▶ **Supplied information**:
━━━
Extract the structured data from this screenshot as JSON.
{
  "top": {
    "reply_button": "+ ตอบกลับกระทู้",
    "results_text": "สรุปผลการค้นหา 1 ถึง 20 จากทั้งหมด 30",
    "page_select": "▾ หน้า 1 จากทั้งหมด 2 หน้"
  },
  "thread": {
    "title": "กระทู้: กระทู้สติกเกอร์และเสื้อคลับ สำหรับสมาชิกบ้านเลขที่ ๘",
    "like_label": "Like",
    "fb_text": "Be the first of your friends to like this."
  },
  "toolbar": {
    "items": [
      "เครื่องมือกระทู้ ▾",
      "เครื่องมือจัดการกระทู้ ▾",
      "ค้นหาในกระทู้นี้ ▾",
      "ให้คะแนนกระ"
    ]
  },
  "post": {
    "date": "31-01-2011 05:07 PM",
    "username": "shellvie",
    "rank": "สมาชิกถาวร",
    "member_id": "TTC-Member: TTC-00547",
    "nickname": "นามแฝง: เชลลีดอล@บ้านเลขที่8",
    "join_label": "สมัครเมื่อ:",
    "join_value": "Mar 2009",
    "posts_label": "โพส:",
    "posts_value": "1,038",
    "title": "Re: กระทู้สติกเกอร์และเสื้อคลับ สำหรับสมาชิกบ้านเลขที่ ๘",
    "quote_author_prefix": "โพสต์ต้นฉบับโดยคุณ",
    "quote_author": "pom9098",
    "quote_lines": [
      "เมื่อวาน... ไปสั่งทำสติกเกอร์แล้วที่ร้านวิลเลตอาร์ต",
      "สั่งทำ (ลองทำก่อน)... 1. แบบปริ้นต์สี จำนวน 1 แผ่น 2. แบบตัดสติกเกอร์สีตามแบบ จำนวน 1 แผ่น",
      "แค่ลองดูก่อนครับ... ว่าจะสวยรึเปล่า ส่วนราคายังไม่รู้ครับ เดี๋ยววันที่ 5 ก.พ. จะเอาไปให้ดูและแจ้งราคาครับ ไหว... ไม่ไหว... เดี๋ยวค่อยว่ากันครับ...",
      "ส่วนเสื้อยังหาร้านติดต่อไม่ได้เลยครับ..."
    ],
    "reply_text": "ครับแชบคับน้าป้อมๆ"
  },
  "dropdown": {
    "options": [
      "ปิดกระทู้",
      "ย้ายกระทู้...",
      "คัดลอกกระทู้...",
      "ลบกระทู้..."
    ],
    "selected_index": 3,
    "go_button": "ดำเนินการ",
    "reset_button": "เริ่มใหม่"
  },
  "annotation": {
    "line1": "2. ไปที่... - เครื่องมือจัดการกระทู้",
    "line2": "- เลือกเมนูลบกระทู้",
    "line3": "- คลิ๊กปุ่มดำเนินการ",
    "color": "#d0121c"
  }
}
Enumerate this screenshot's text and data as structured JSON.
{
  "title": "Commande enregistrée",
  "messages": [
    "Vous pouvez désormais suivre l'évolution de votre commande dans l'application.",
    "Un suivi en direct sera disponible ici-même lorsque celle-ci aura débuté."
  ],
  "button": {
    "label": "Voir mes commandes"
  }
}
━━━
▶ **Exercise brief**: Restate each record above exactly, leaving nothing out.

▶ **Response for this exercise**:
Extract the structured data from this screenshot as JSON.
{
  "top": {
    "reply_button": "+ ตอบกลับกระทู้",
    "results_text": "สรุปผลการค้นหา 1 ถึง 20 จากทั้งหมด 30",
    "page_select": "▾ หน้า 1 จากทั้งหมด 2 หน้"
  },
  "thread": {
    "title": "กระทู้: กระทู้สติกเกอร์และเสื้อคลับ สำหรับสมาชิกบ้านเลขที่ ๘",
    "like_label": "Like",
    "fb_text": "Be the first of your friends to like this."
  },
  "toolbar": {
    "items": [
      "เครื่องมือกระทู้ ▾",
      "เครื่องมือจัดการกระทู้ ▾",
      "ค้นหาในกระทู้นี้ ▾",
      "ให้คะแนนกระ"
    ]
  },
  "post": {
    "date": "31-01-2011 05:07 PM",
    "username": "shellvie",
    "rank": "สมาชิกถาวร",
    "member_id": "TTC-Member: TTC-00547",
    "nickname": "นามแฝง: เชลลีดอล@บ้านเลขที่8",
    "join_label": "สมัครเมื่อ:",
    "join_value": "Mar 2009",
    "posts_label": "โพส:",
    "posts_value": "1,038",
    "title": "Re: กระทู้สติกเกอร์และเสื้อคลับ สำหรับสมาชิกบ้านเลขที่ ๘",
    "quote_author_prefix": "โพสต์ต้นฉบับโดยคุณ",
    "quote_author": "pom9098",
    "quote_lines": [
      "เมื่อวาน... ไปสั่งทำสติกเกอร์แล้วที่ร้านวิลเลตอาร์ต",
      "สั่งทำ (ลองทำก่อน)... 1. แบบปริ้นต์สี จำนวน 1 แผ่น 2. แบบตัดสติกเกอร์สีตามแบบ จำนวน 1 แผ่น",
      "แค่ลองดูก่อนครับ... ว่าจะสวยรึเปล่า ส่วนราคายังไม่รู้ครับ เดี๋ยววันที่ 5 ก.พ. จะเอาไปให้ดูและแจ้งราคาครับ ไหว... ไม่ไหว... เดี๋ยวค่อยว่ากันครับ...",
      "ส่วนเสื้อยังหาร้านติดต่อไม่ได้เลยครับ..."
    ],
    "reply_text": "ครับแชบคับน้าป้อมๆ"
  },
  "dropdown": {
    "options": [
      "ปิดกระทู้",
      "ย้ายกระทู้...",
      "คัดลอกกระทู้...",
      "ลบกระทู้..."
    ],
    "selected_index": 3,
    "go_button": "ดำเนินการ",
    "reset_button": "เริ่มใหม่"
  },
  "annotation": {
    "line1": "2. ไปที่... - เครื่องมือจัดการกระทู้",
    "line2": "- เลือกเมนูลบกระทู้",
    "line3": "- คลิ๊กปุ่มดำเนินการ",
    "color": "#d0121c"
  }
}
Enumerate this screenshot's text and data as structured JSON.
{
  "title": "Commande enregistrée",
  "messages": [
    "Vous pouvez désormais suivre l'évolution de votre commande dans l'application.",
    "Un suivi en direct sera disponible ici-même lorsque celle-ci aura débuté."
  ],
  "button": {
    "label": "Voir mes commandes"
  }
}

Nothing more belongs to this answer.